Congress Takes Stab Again at Campaign Financing Reform
CONGRESS is once again wrangling over campaign finance reform, and the outcome, as usual, is very much in question. At odds are Democrats, who want a cap on campaign spending, which now is unlimited, and Republicans, who don't. The proposed spending cap would vary from $950,000 to $5.5 million based on the voting-age population in each state. Last year the Democratic-dominated Senate and House failed to reach a compromise on their separate proposals, in part because the House would not accept Senate insistence on ending contributions by political-action committees, the so-called PACs.
Even if Congress should agree on one bill, no guarantee exists that President Bush would approve it.
As members of Congress from both parties are uncomfortably aware, the current discussion is being played out against a background of growing public concern about the relationship between political contributions and Congressional action.
The most visible example in Washington is the so-called Keating Five case, which revolves around sizable political contributions by savings-and-loan owner Charles Keating to five senators or their causes, and the question of whether a relationship existed between the contributions and the senators' actions.
Polls indicate Americans feel members of Congress pay more attention to the desires of campaign contributors than to those of voters.
At present, congressional action is in the Senate, which is debating a Democratic proposal to reform the way presidential and congressional campaigns are financed. Democrats who favor this measure especially want to cap spending in each congressional contest and decrease or ban funds from political-action committees.
"All of us realize something is badly wrong," says a prime sponsor of the Democratic proposal, Sen. David Boren (D) of Oklahoma, when it now costs an average of $4 million to win a Senate campaign - about $1.87 per vote.
"The spiral continues," Senator Boren says. "Members of Congress have to go nationwide to raise money, and raise money from people in many cases unknown to them."

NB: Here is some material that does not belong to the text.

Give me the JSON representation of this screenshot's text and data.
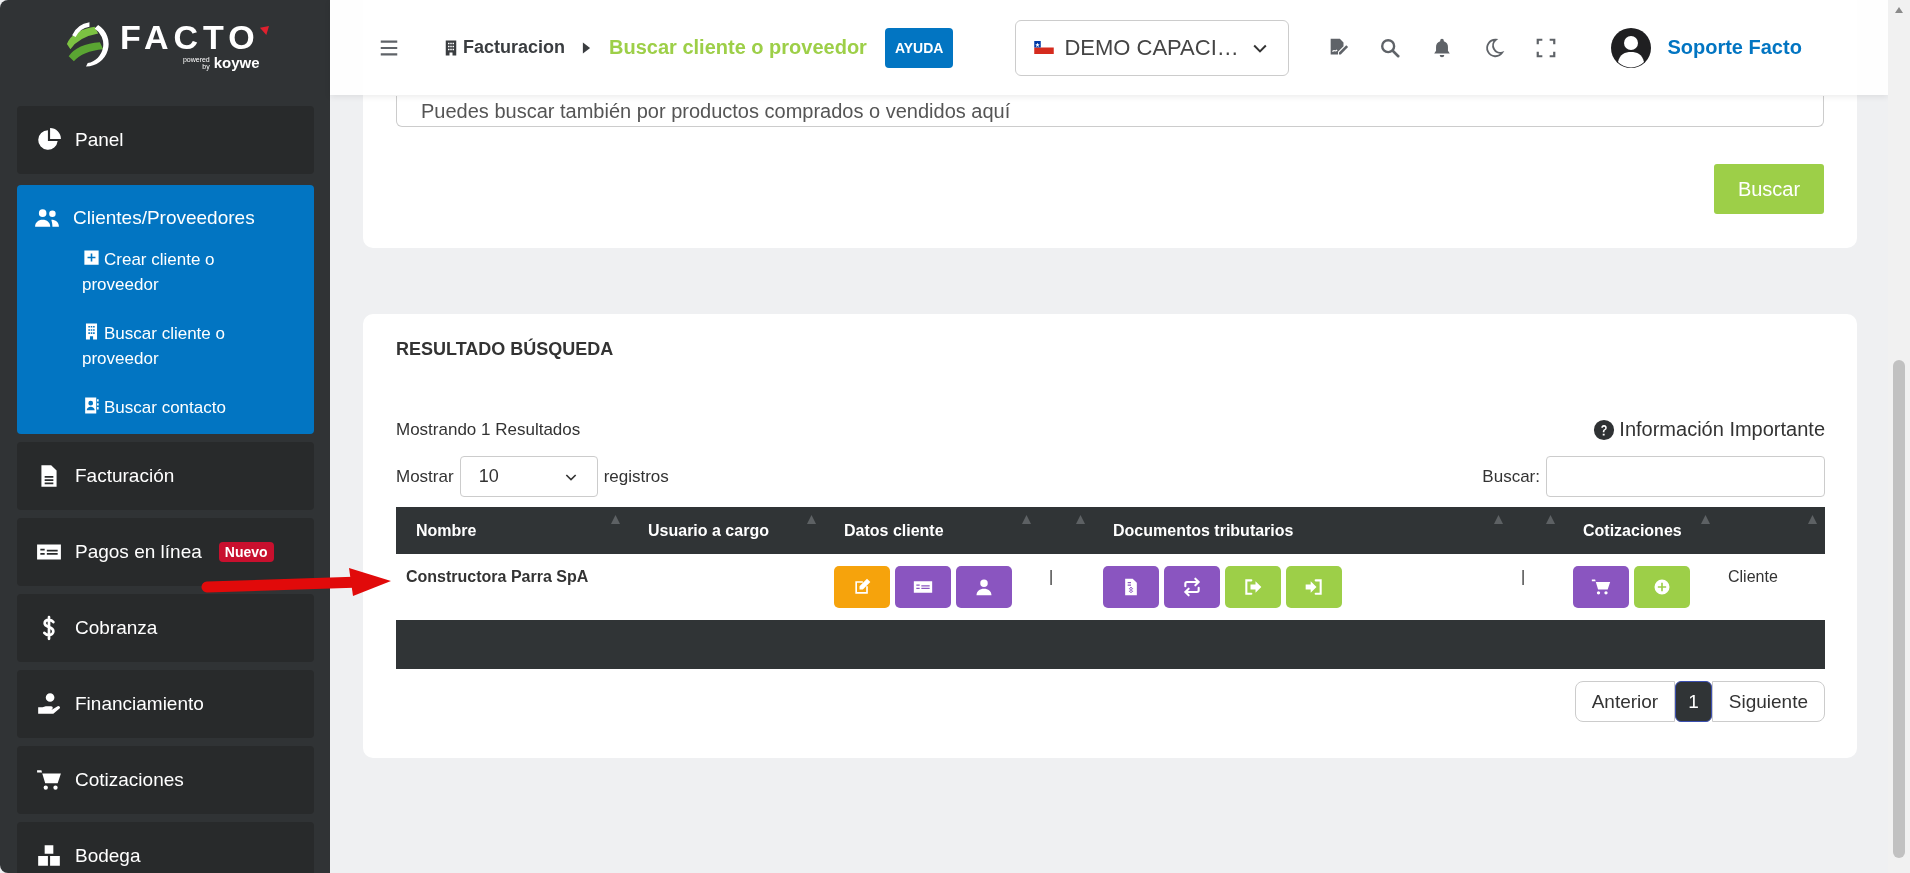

Thus, backers of this Democratic proposal say its centerpiece is the most important reform: putting a cap on spending. The cap would be voluntary, with incentives for candidates to adhere to it; the US Supreme Court has said a mandatory cap would be unconstitutional.
Anything less than a spending cap "does not deal with the real issue and will create the appearance, but not the fact, of reform," says Senate majority leader George Mitchell (D) of Maine, a prime proponent of the measure.
The Democratic proposal also would end contributions to congressional campaigns by political-action committees, and provide some funds for candidates from the federal Treasury.
Republicans object that putting a limit on spending would have the effect of ensuring a Democratic congressional majority, given the many advantages of incumbency.
More than 95 percent of congressional incumbents who sought reelection last fall won, and Democrats hold majorities in each house.
Putting spending limits on political races "is like putting a rock on Jell-O," says Sen. Mitch McConnell (R) of Kentucky - neither the Jell-O nor the contributions are held in check.
Limiting political contributions is an unconstitutional limit on the free speech of candidates, McConnell and other Republicans charge.
New Democratic changes that would reduce the amount of federal subsidies - Senator Boren now puts it at $25 million a year - draw brickbats from two directions. Some proponents of subsidy say that's too little.
Senator McConnell and other opponents say it inevitably would soar: "Did you ever see a federal program that didn't continue to grow?" he asks.